Hidden in plain sight, just off of East Robinson Street and North Ferncreek Avenue, Dickson Azalea Park is one of our city’s best-kept secrets. It seasonally boasts lots of pretty, blossom-covered trees and picturesque brooks beneath elegant – though admittedly decaying – bridges. However, it’s the mysterious forgotten quality of the grounds that we love. It’s the kind of place that you could imagine the rebellious kids from high school using as a refuge for day-drinking, but it also maintains a certain storybook innocence. The overgrown greenery encompasses the park in such a way that the surrounding neighborhood almost entirely disappears, lending the day over to the imagination in the cool shelter of the oaks. Escape the sweaty bustle of summertime in Orlando with a visit to this elusive, fairytale gem.
2. Mead Botanical Garden
1300 S. Denning Drive, Winter Park
You’d be hard-pressed to find a shadier park in the entirety of the greater Orlando area. Copious trees dot the meandering pathways and open lawns, barely leaving room for a few solitary sun specks through the heavy foliage. If you’re feeling particularly adventurous, explore the marshy trails that wind around the lake or the wild natural areas featuring native wetlands, uplands and creeks – a rarity in the middle of a densely populated area like this one, just off Highway 17-92 in Winter Park. If mosquitoes and mud-soaked shoes aren’t really your thing, take a peek inside the blooming Legacy Greenhouse before whiling away the day under the shelter of the leaves with a picnic and a good book.
3. Greenwood Urban Wetlands
1411 Greenwood St.
Tucked away behind the 408 and Mills Avenue is a sprawling oasis of cypress trees surrounding a sunken lake swimming in algae. The aptly named Urban Wetlands are a lush expanse of overhang that includes several bodies of water that flow into a cemetery. Take a walk on the shaded sidewalk and through the serene cemetery, look at the quaint houses lining the street or bring a blanket and plop down by the water’s edge – there are plenty of trees here to shelter you from sun or showers.

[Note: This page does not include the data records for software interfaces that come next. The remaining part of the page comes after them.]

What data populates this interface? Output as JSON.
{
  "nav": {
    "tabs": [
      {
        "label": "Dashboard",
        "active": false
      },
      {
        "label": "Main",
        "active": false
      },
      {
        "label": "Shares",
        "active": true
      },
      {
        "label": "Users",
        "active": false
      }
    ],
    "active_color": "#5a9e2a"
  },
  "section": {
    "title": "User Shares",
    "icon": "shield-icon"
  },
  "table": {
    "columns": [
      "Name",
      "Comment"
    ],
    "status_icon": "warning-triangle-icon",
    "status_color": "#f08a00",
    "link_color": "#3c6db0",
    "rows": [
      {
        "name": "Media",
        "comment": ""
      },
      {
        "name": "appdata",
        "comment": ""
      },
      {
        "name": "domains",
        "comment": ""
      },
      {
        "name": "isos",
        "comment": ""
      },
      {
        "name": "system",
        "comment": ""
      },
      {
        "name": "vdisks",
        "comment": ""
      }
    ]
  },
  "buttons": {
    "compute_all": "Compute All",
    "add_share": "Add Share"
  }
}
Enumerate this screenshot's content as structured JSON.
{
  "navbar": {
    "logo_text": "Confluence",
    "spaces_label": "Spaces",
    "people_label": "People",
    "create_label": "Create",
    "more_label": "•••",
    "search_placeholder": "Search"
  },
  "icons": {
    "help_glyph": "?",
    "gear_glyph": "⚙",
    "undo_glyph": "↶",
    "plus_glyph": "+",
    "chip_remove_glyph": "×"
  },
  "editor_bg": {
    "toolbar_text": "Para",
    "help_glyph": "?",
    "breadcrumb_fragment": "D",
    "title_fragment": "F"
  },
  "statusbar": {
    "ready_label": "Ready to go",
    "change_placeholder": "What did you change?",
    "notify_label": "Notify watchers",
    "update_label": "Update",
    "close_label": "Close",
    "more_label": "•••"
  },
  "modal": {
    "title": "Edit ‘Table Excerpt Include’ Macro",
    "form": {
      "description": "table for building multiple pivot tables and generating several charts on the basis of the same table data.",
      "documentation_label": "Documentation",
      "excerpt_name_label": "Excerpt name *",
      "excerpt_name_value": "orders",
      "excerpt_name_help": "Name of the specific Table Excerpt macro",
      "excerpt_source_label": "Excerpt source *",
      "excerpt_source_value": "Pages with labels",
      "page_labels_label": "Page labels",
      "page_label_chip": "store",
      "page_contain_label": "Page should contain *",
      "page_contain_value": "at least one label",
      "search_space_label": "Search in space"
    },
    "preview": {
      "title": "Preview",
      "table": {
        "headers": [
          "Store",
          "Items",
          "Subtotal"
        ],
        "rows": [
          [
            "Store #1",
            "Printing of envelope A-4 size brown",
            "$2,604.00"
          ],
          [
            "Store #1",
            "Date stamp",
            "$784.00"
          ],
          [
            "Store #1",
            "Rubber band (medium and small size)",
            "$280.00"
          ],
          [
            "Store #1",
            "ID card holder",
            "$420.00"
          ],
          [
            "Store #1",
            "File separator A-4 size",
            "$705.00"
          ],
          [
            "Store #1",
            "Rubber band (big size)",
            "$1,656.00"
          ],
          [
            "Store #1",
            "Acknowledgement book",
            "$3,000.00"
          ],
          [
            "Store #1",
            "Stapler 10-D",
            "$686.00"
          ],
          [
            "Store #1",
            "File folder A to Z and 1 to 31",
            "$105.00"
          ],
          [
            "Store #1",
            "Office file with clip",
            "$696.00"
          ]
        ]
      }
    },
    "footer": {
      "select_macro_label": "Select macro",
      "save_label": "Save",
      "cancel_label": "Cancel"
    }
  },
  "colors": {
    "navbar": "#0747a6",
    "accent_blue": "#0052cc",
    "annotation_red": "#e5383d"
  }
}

4. Cypress Grove Park
290 W. Holden Ave.
About a mile off the beaten trail, between Orange Blossom Trail and South Orange Avenue is another reprieve from Orlando’s heatstroke hell. Cypress Grove opens with an archway of trees that continues down the entire drive in. The tree cover is heavier on the side with the estate house and lake, but the green space is open, abundant and scattered with trees, leaving loads of room to spread out and ensure you won’t be rubbing elbows with any sweaty strangers.
> Email Lauren Ball and Kaleb Quast